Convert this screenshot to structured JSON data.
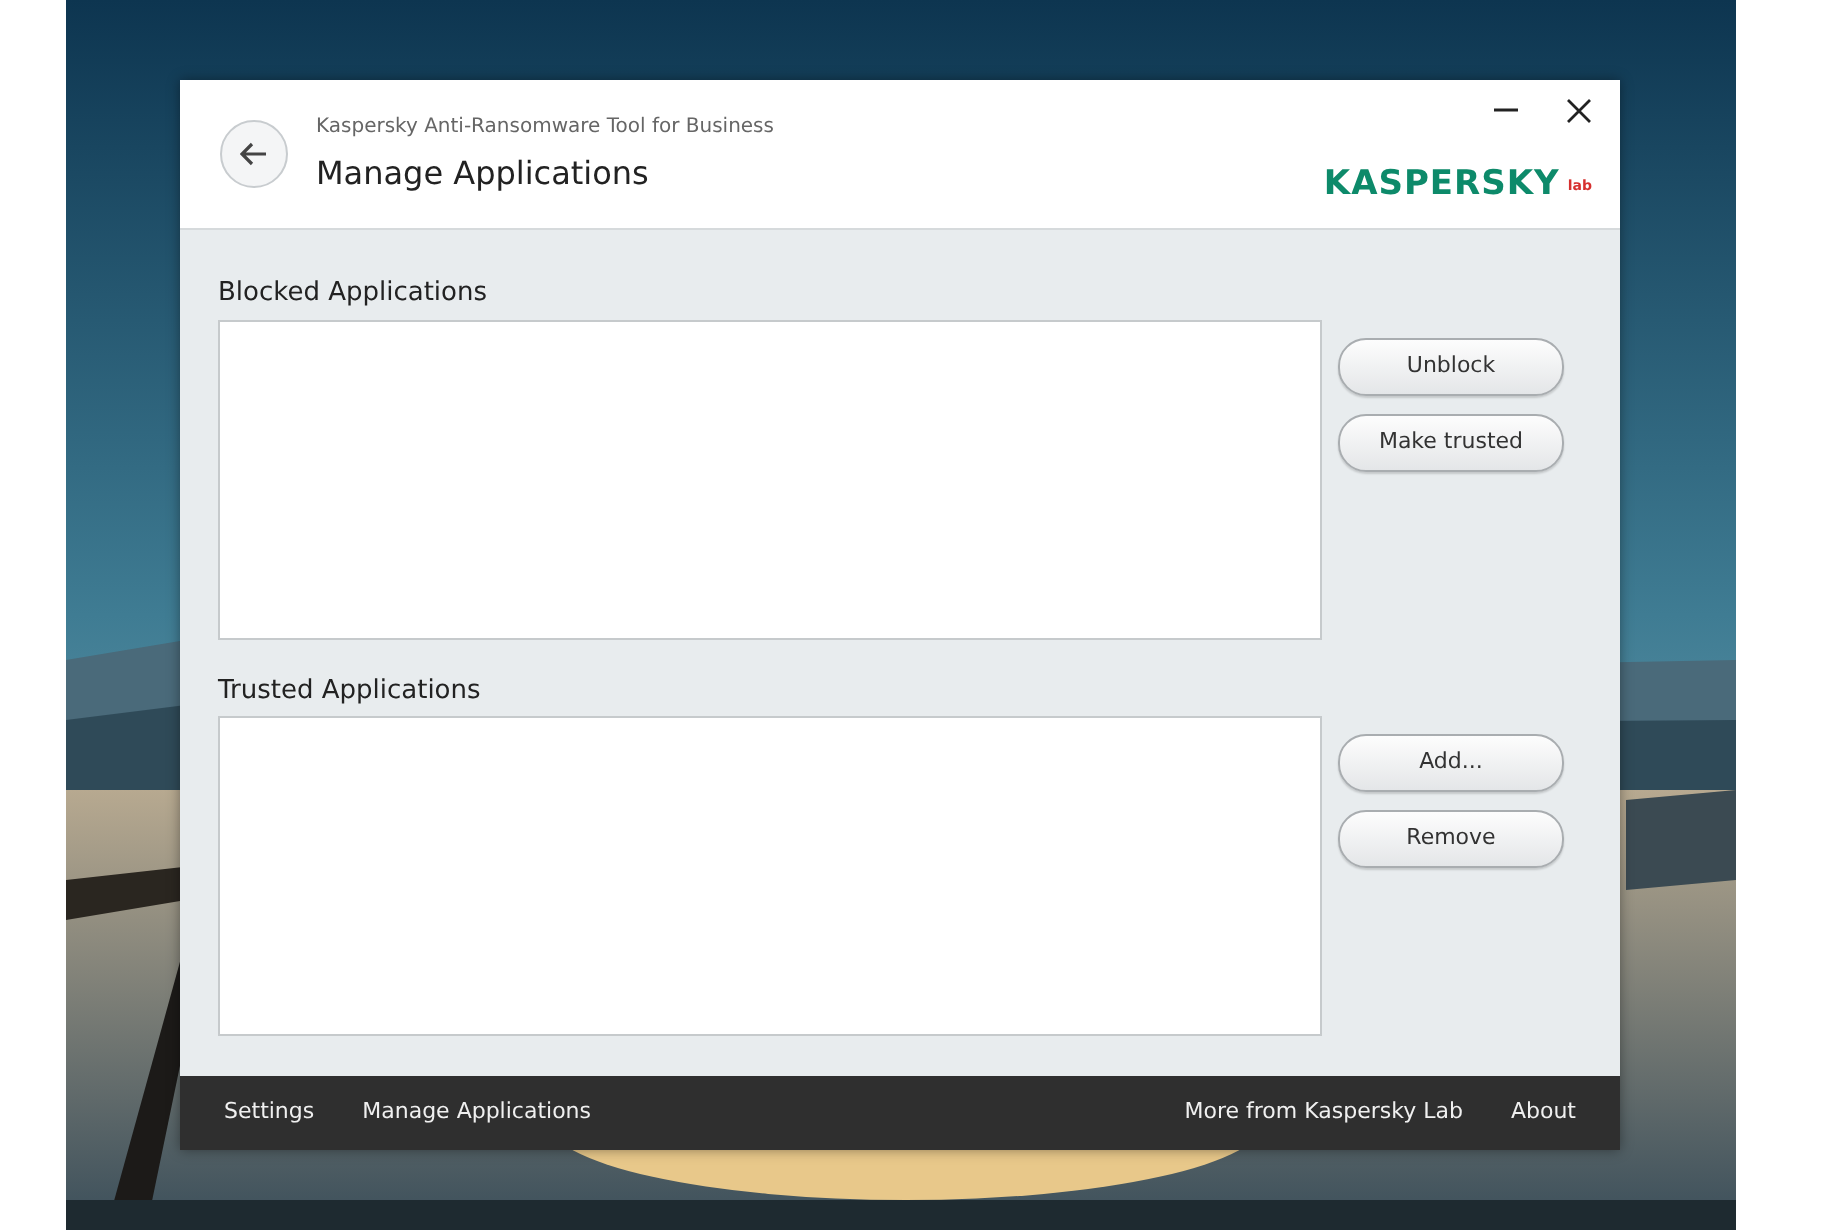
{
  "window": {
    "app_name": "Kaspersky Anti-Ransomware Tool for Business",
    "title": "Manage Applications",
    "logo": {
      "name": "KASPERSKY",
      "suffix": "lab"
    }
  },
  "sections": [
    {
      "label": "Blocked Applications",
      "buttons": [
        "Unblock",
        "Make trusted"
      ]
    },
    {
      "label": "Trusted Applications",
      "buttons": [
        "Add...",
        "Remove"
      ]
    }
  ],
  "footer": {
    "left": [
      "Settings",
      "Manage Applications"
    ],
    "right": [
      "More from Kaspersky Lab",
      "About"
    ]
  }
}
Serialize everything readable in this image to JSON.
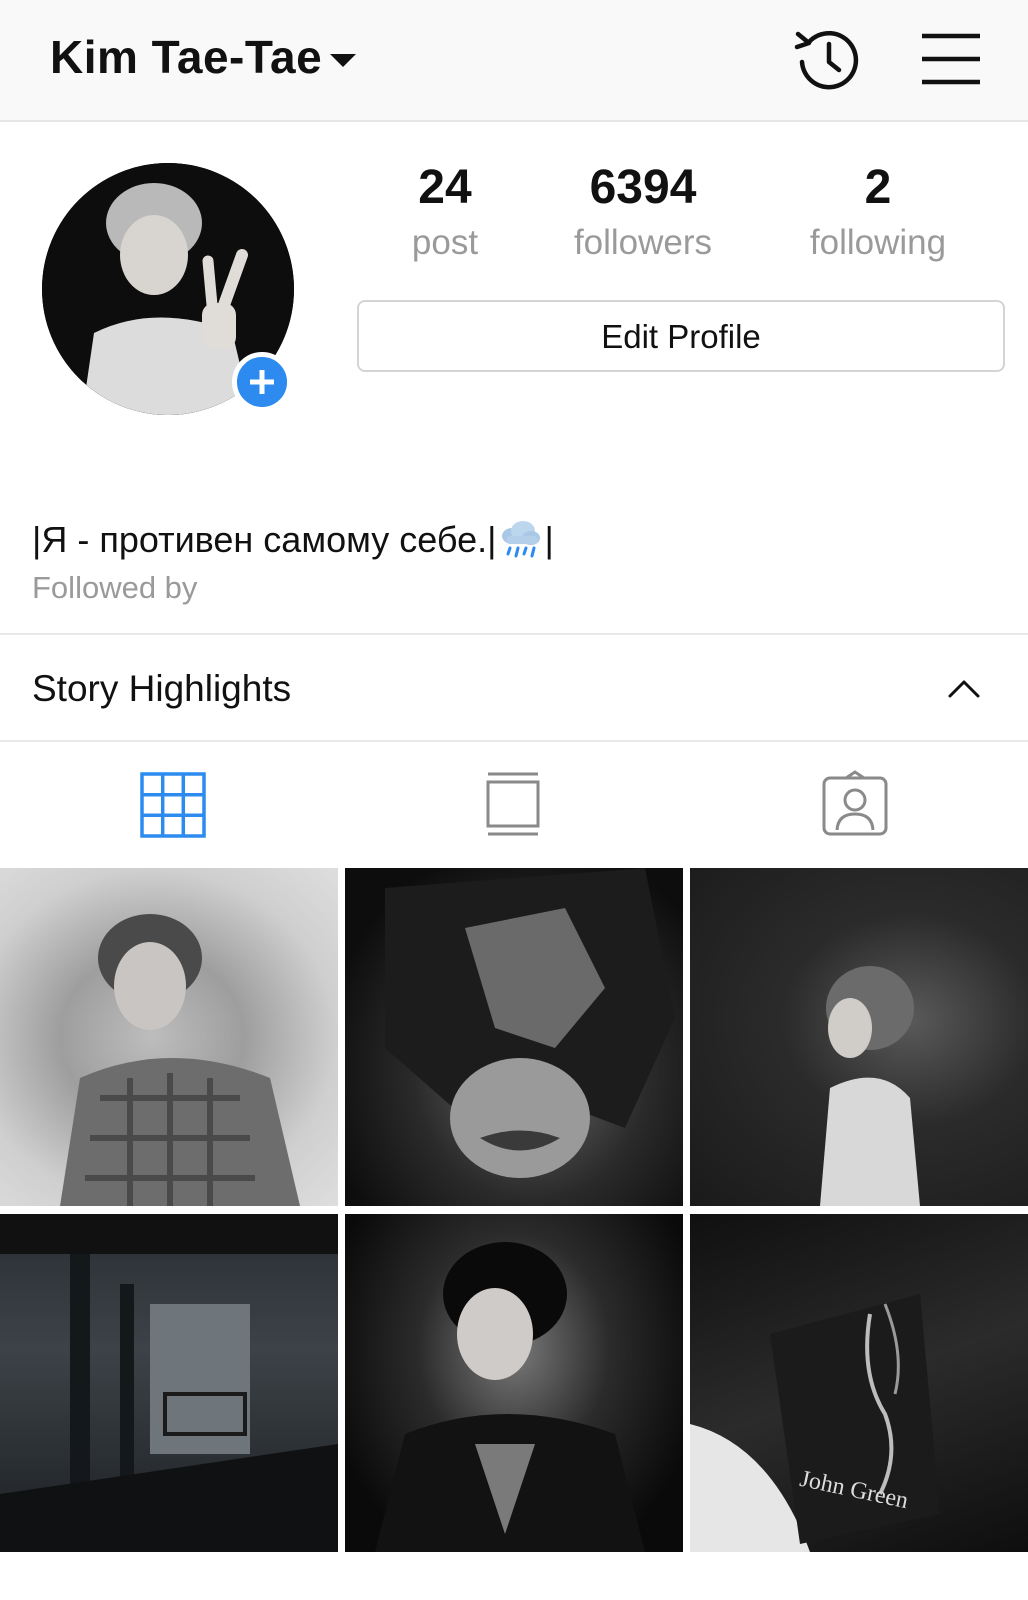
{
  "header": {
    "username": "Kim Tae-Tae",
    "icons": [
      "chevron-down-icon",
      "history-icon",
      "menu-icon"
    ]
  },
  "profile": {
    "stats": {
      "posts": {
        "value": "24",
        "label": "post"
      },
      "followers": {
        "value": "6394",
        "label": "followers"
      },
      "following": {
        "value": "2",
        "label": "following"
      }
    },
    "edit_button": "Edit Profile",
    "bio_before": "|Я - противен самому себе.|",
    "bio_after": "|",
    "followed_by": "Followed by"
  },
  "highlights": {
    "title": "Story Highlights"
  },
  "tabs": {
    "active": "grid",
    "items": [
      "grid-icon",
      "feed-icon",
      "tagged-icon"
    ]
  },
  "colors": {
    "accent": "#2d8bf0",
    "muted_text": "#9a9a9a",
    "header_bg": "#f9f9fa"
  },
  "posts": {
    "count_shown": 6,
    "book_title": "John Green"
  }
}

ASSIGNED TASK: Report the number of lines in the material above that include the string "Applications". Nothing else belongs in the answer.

EXERCISE ANSWER: 4